Gilda was busy making Pillow for Finley last night.
Most every baby becomes attached to some object—a stuffed toy, a blanket, a piece of cloth. For our son Dan it turned out to be a stuffed gingham pillow in the shape of a lion’s face with a fringed white mane all around. A friend had given it to Dan along with a matching blanket. Gilda tethered the pillow to his crib so it wouldn’t topple over on him as a newborn. After he became mobile and the threat of being buried by it subsided, Gilda released the pillow from the side of the crib. A few days later she discovered him sleeping on top of the pillow. Since that day some 31 years ago, Dan and Pillow, as the object of his affection came to be called, have been inseparable, through summer camp, college dormitory, shared apartments and now his married family home. Dan could sit for hours stroking the mane across his cheek, watching TV, reading a book, listening to music, dreaming, or just simply vegging out.
When we realized his early devotion to Pillow, we projected out a real fear. What if Pillow were lost? Or just left behind at someone’s house? Dan would be inconsolable. So Gilda secretly made a second Pillow. Every few weeks or so we’d switch them out and wash the used one. In between assignments, the second Pillow would await its turn on a top shelf in Dan’s closet. Dan was none the wiser for our deception.
As I stood at the bathroom sink shaving one morning when Dan was about 3, I was startled into action. Gilda was yelling to quickly come downstairs. I had reached the landing at the top of the stairs when I saw Dan standing at the bottom, holding Pillow and his twin, one in each hand. He was screaming, “Two. Two.” His joy was unbounded. His pleasure doubled. He understood and accepted completely the duality of Pillow’s existence. He loved both Pillows, though he probably favored the original.
Now that he’s a father, Dan’s trying to replicate his attachment to Pillow, hoping that Finley will bond with Gilda’s new creation. We, mostly Gilda with her sewing, are willing accomplices. But the track record of transmitting a favored object from one generation to the next is spotty. At least in our family.
When my brother, sister and I grew up, we each in turn latched onto a stuffed animal we called Bow-Wow. In truth, Bow-Wow was a lamb. Blame my brother for the zoological confusion. He named Bow-Wow. Bow-Wow remained a member of my childhood associations even after he was disposed of by our mother.
When Gilda was pregnant with Dan, we visited Carmel, Calif. In one of the town’s curio shops I saw a stuffed lamb. It was much smaller than Bow-Wow, but the attraction was magnetic. Surely Dan would bond with my version of Bow-Wow. We forced him into newborn pictures, first with Dan, then with Ellie.
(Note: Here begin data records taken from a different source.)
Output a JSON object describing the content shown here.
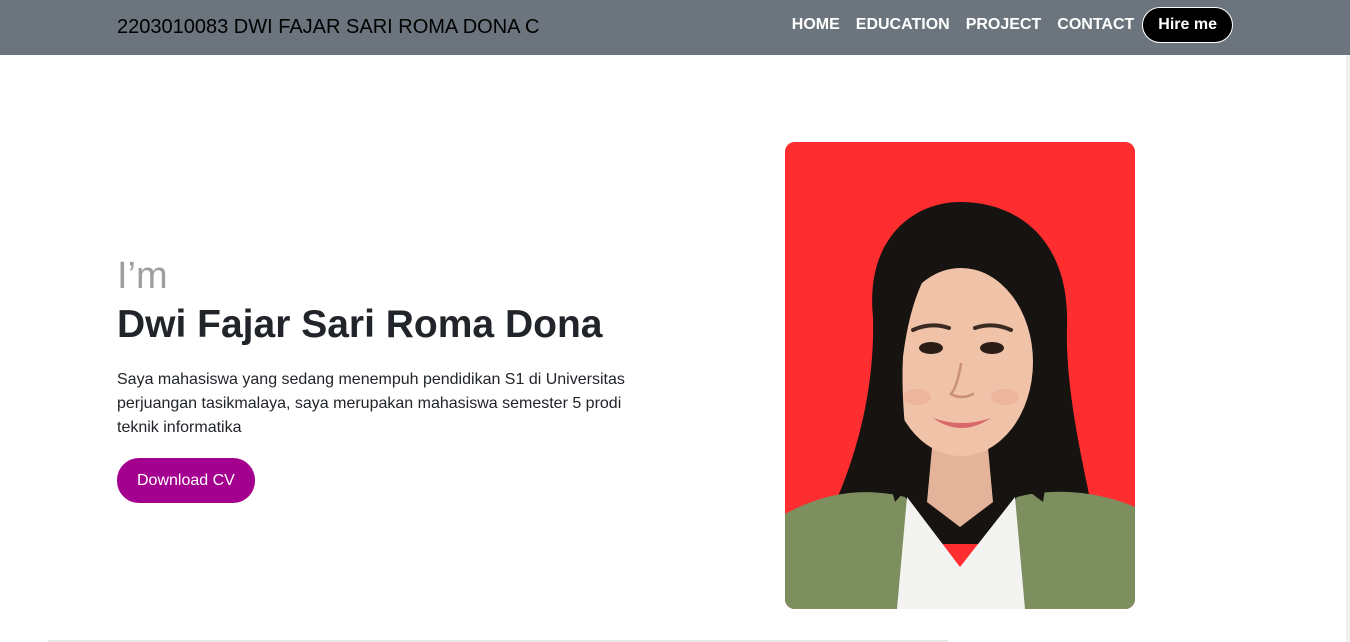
{
  "navbar": {
    "brand": "2203010083 DWI FAJAR SARI ROMA DONA C",
    "links": [
      {
        "label": "HOME"
      },
      {
        "label": "EDUCATION"
      },
      {
        "label": "PROJECT"
      },
      {
        "label": "CONTACT"
      }
    ],
    "hire_label": "Hire me"
  },
  "hero": {
    "intro": "I’m",
    "name": "Dwi Fajar Sari Roma Dona",
    "description": "Saya mahasiswa yang sedang menempuh pendidikan S1 di Universitas perjuangan tasikmalaya, saya merupakan mahasiswa semester 5 prodi teknik informatika",
    "cta_label": "Download CV"
  },
  "colors": {
    "navbar_bg": "#6c757d",
    "cta_bg": "#a4008f",
    "hire_bg": "#000000",
    "photo_bg": "#fe2d2f"
  }
}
Nothing. Nada. No chemistry at all. Today, as he has for more than 25 years, Bow-Wow Jr. rests stoically on a shelf in Ellie’s room. After 31 years in our household, he still has his eyes and nose, sure signs of childhood neglect, or more precisely, displacement by objects of affection chosen not by parents but by innocent young lives not tied to preconceptions or family history.